3. Bullet Resistant Glass Made of Glass Lined Polycarbonate
This type of glass uses a combination of materials to achieve the desired result. The lamination technique is used when producing glass-coated polycarbonate bullet resistant glass. A piece of polycarbonate material is laminated or sandwiched between sheets of ordinary glass and then subjected to a heating and cooling process to mold the materials into one piece. The result is a product similar to glass but thicker and more durable.
Thickness plays a big role in a product’s ability to resist bullets. Bullet resistant glass is designed to remain intact when exposed to one or more (a certain number of) bullets.
Depending on the strength of the bullet fired and what type of weapon is used, a thicker piece of glass may be required to stop a bullet. For example, a shot from a rifle is much more powerful than a shot from a 9mm pistol. Therefore, the glass thickness required for a 9mm pistol is less than for a rifle. The final thickness of bullet resistant glass usually ranges from about 1 cm to 8 cm.
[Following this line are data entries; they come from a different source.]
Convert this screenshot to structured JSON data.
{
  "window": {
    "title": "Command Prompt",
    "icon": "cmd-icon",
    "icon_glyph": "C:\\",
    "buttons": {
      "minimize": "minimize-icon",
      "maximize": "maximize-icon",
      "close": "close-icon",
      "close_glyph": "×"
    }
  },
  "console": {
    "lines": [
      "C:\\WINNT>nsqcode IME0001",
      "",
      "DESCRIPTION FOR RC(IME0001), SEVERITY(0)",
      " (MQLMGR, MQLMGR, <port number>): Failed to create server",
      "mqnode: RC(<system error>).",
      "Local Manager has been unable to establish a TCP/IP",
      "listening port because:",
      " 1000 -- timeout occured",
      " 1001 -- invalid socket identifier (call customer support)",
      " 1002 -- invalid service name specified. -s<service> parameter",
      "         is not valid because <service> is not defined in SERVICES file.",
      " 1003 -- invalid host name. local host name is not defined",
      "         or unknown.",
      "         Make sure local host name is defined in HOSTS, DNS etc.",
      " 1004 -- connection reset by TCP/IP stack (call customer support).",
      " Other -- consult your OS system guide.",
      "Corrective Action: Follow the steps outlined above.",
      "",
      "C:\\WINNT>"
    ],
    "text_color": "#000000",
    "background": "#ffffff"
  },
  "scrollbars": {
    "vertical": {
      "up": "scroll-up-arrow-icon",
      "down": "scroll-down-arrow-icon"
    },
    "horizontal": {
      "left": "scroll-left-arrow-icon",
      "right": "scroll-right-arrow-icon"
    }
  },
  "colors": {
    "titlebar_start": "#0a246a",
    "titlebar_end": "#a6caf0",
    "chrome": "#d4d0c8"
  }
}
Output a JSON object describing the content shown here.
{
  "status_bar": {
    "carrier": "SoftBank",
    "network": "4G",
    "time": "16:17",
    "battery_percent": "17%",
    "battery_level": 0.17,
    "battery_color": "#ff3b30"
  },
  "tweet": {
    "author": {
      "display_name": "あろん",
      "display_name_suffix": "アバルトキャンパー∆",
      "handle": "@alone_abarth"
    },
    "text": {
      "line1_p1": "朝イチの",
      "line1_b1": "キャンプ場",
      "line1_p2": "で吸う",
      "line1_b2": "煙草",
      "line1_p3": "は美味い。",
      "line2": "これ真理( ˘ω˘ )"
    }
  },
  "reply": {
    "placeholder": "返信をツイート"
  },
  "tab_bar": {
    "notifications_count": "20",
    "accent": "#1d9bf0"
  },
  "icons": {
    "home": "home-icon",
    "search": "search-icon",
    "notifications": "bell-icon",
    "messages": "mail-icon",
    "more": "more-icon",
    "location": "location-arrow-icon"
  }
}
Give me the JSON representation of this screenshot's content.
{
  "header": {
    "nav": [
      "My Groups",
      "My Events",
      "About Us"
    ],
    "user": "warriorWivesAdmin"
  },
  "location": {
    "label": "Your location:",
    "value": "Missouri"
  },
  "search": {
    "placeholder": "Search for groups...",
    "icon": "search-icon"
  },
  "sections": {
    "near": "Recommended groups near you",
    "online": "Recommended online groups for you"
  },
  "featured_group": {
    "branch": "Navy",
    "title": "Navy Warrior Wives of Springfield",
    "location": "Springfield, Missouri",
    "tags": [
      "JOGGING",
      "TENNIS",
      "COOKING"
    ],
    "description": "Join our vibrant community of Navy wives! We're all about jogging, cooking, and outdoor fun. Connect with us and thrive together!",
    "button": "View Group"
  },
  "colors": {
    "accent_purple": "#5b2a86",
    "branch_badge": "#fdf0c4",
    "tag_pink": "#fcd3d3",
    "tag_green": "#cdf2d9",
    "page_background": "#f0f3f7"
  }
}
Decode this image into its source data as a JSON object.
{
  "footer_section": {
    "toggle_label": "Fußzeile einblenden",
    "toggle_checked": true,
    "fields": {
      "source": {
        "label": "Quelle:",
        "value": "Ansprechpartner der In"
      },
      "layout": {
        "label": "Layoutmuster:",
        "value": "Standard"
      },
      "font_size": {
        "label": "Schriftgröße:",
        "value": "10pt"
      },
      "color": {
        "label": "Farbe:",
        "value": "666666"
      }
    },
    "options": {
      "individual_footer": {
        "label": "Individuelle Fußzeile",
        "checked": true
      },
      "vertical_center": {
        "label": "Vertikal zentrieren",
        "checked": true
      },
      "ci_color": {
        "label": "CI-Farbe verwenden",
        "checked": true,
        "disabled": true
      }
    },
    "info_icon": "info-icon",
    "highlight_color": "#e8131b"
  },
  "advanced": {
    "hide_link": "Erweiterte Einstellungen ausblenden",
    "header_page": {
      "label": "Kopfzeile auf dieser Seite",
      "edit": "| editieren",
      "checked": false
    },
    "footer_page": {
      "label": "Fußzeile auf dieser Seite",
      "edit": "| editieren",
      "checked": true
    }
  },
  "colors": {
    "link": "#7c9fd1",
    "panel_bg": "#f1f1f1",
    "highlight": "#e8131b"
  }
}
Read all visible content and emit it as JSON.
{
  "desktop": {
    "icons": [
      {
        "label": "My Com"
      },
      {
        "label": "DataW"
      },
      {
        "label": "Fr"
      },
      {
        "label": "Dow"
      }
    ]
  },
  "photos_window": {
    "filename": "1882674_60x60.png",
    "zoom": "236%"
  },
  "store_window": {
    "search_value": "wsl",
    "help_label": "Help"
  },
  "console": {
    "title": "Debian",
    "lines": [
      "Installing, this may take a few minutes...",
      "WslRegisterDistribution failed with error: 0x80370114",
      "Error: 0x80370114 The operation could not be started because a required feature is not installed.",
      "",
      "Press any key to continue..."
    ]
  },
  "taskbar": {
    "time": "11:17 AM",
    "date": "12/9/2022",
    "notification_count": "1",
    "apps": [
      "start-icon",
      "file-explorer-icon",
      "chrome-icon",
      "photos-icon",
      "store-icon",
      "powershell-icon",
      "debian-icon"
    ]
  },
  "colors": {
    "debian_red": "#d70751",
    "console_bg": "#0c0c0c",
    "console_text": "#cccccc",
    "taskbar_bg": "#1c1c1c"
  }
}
The newest and greatest design for bullet resistant glass is unidirectional glass. Unidirectional bullet resistant glass consists of two layers: fragile glass and a flexible material like the polycarbonate plastic material we just mentioned. When a bullet first hits the fragile glass sheet, the glass breaks against the plastic, which absorbs some of the bullet’s energy and spreads it over a larger area, so the polycarbonate material prevents the bullet from escaping.
When a fired bullet hits the polycarbonate material first, most of the force is concentrated in a small area that prevents energy from being absorbed. Because the glass breaks out of the polycarbonate, the bullet retains enough energy to break the glass and fly towards its target. For this reason, a bullet resistant glass with glass at the front and polycarbonate material at the back is seen as the most ideal option for armored vehicles.
Aside from not being truly bulletproof as mentioned earlier, another problem with bulletproof glasses is that they are heavy. Its thick and heavy composition makes it difficult to apply to automobiles, although it is OK in applications such as windows or cabins inside buildings. In automobile design, thickness and weight are not only an engineering constraint, but also a major issue for visibility. The harder the glass, the less transparent it will be. This makes them impossible to use as windshields as they can affect the driver’s vision while driving.
Despite these limitations and cost, bullet resistant glass has saved and continues to save the lives of many people from past to present.